(Component data from apps and pages)
┄┄┄┄┄┄
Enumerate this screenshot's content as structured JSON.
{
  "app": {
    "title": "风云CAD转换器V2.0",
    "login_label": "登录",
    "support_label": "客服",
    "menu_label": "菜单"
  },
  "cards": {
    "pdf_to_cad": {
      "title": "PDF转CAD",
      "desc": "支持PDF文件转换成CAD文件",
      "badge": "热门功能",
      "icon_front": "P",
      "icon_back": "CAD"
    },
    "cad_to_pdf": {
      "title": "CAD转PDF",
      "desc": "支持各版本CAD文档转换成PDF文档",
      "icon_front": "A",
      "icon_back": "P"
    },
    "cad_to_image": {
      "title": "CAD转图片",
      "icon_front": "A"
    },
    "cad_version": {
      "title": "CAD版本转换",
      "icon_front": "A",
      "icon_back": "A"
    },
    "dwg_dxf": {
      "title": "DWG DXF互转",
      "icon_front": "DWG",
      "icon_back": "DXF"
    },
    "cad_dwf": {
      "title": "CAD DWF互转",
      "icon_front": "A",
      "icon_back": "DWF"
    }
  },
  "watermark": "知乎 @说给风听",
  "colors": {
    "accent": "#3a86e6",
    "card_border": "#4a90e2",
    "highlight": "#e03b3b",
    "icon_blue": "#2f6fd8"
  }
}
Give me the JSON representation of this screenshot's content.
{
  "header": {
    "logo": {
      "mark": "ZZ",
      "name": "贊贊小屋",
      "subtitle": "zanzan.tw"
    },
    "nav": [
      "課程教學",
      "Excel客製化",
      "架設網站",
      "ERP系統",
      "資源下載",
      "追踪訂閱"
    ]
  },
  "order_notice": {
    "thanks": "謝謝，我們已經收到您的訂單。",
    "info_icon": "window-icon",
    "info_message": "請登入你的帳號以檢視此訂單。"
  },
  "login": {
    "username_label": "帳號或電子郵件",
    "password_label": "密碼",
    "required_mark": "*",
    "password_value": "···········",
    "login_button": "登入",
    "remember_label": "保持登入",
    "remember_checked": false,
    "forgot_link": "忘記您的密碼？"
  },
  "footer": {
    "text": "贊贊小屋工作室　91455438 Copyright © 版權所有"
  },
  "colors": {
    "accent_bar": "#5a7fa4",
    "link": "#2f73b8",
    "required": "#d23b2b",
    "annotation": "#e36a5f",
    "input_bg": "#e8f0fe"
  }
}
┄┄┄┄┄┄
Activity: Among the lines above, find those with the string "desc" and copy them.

Exercise output:
      "desc": "支持PDF文件转换成CAD文件",
      "desc": "支持各版本CAD文档转换成PDF文档",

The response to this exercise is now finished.